It also ties into the Second Wave Feminist issue, because the Second Wave of feminism never talked about how how sexism affects men, particularly men who do not perform masculinity to society's satisfaction. Gary is one of those guys. Every other man in the show performs masculinity in a socially acceptable way - Ron is macho; Tom is a player; Andy is a manchild; Ben is a nerd; Chris is a smooth talker. But Gary doesn't. He is neither queer nor trans, but he presents certain characteristics that are traditionally considered feminine. He is passive and mostly non-confrontational (see: letting people call him "Jerry" for years because it didn't seem worth rocking the boat). He doesn't want to take charge. He is emotional, creative, and artistic, and these qualities of his are consistently devalued (see: his brilliant mural. see: his painting that Leslie chucked into the lake when the government opened for business again). He is not explicitly mocked for being feminine, but the structure of the show implicitly mocks his failure to adequately perform masculinity.

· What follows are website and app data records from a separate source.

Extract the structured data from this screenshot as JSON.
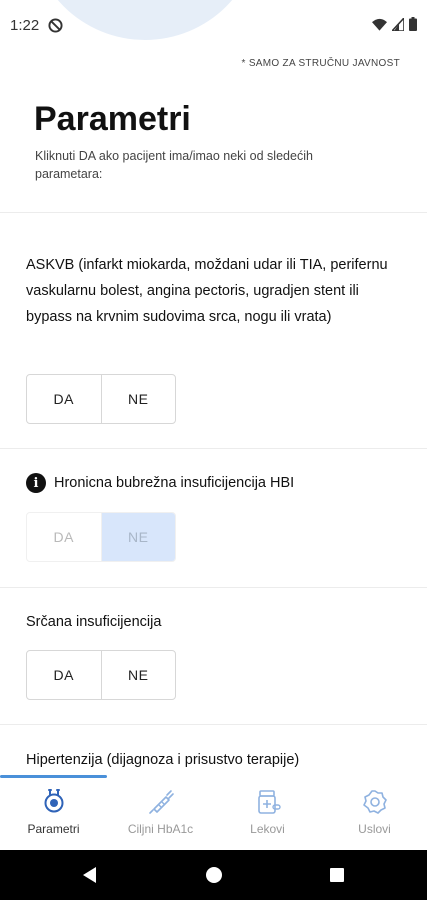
{
  "status_bar": {
    "time": "1:22",
    "icons": [
      "dnd-icon",
      "wifi-icon",
      "signal-icon",
      "battery-icon"
    ]
  },
  "disclaimer": "* SAMO ZA STRUČNU JAVNOST",
  "page": {
    "title": "Parametri",
    "subtitle": "Kliknuti DA ako pacijent ima/imao neki od sledećih parametara:"
  },
  "parameters": [
    {
      "question": "ASKVB (infarkt miokarda, moždani udar ili TIA, perifernu vaskularnu bolest, angina pectoris, ugradjen stent ili bypass na krvnim sudovima srca, nogu ili vrata)",
      "yes_label": "DA",
      "no_label": "NE",
      "selected": null,
      "disabled": false
    },
    {
      "question": "Hronicna bubrežna insuficijencija HBI",
      "has_info_icon": true,
      "yes_label": "DA",
      "no_label": "NE",
      "selected": "NE",
      "disabled": true
    },
    {
      "question": "Srčana insuficijencija",
      "yes_label": "DA",
      "no_label": "NE",
      "selected": null,
      "disabled": false
    },
    {
      "question": "Hipertenzija (dijagnoza i prisustvo terapije)"
    }
  ],
  "bottom_nav": {
    "active_index": 0,
    "items": [
      {
        "label": "Parametri",
        "icon": "stethoscope-icon"
      },
      {
        "label": "Ciljni HbA1c",
        "icon": "syringe-icon"
      },
      {
        "label": "Lekovi",
        "icon": "pill-bottle-icon"
      },
      {
        "label": "Uslovi",
        "icon": "settings-icon"
      }
    ]
  },
  "colors": {
    "accent": "#4a90d9",
    "selected_bg": "#d8e6fb",
    "blob": "#e6eef8"
  }
}
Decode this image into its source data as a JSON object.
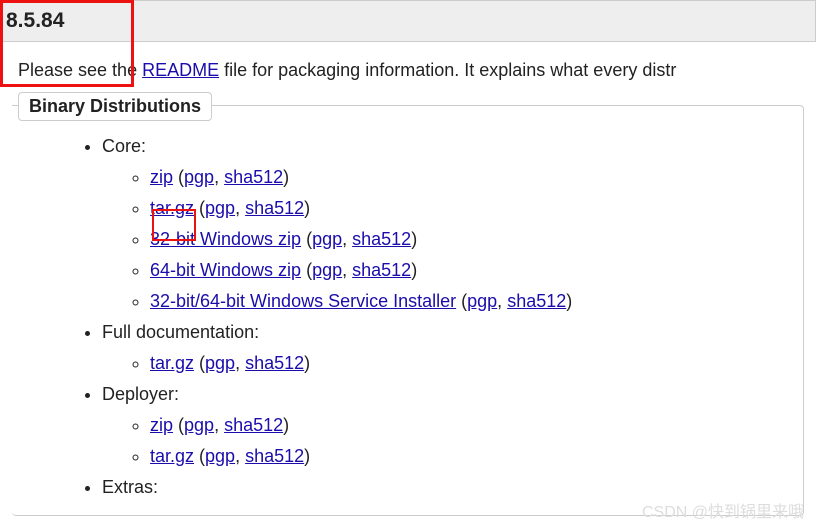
{
  "version": "8.5.84",
  "intro_prefix": "Please see the ",
  "readme_link": "README",
  "intro_suffix": " file for packaging information. It explains what every distr",
  "section_title": "Binary Distributions",
  "sig": {
    "pgp": "pgp",
    "sha512": "sha512"
  },
  "categories": {
    "core": {
      "label": "Core:"
    },
    "fulldoc": {
      "label": "Full documentation:"
    },
    "deployer": {
      "label": "Deployer:"
    },
    "extras": {
      "label": "Extras:"
    }
  },
  "links": {
    "zip": "zip",
    "targz": "tar.gz",
    "win32zip": "32-bit Windows zip",
    "win64zip": "64-bit Windows zip",
    "wininstaller": "32-bit/64-bit Windows Service Installer"
  },
  "watermark": "CSDN @快到锅里来哦"
}
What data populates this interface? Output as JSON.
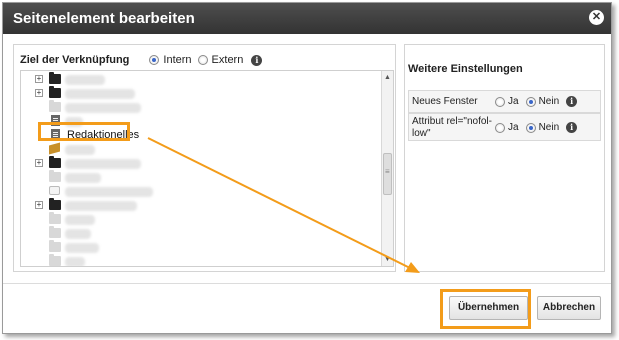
{
  "window": {
    "title": "Seitenelement bearbeiten",
    "close_icon": "close-icon"
  },
  "link_target": {
    "label": "Ziel der Verknüpfung",
    "option_intern": "Intern",
    "option_extern": "Extern",
    "selected": "Intern"
  },
  "tree": {
    "selected_node_label": "Redaktionelles"
  },
  "settings": {
    "title": "Weitere Einstellungen",
    "rows": [
      {
        "label": "Neues Fenster",
        "opt_ja": "Ja",
        "opt_nein": "Nein",
        "selected": "Nein"
      },
      {
        "label": "Attribut rel=\"nofol-low\"",
        "label_line1": "Attribut rel=\"nofol-",
        "label_line2": "low\"",
        "opt_ja": "Ja",
        "opt_nein": "Nein",
        "selected": "Nein"
      }
    ]
  },
  "buttons": {
    "submit": "Übernehmen",
    "cancel": "Abbrechen"
  },
  "colors": {
    "highlight": "#f39c1a",
    "titlebar": "#3d3d3d"
  }
}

News flash: Misogyny hurts men too. So long as being feminine is treated as an undesirable thing, men who seem even remotely feminine will be thrown under the bus. This is one of the many reasons why the very concept of a patriarchy is flawed. The privileges and disadvantages of being male and female are not clean-cut, unilateral. (Nor, indeed, is the concept of gender itself, but that's a whole different discussion.)

I'm going to link Jay Smooth again because I don't say this to tear the show down or make people feel bad. I think the writers are brilliant and that the cast & crew could tackle these issues with wit and heart. That's why I say this - because I believe in them so strongly, and I would really, really love to see what they could do with this.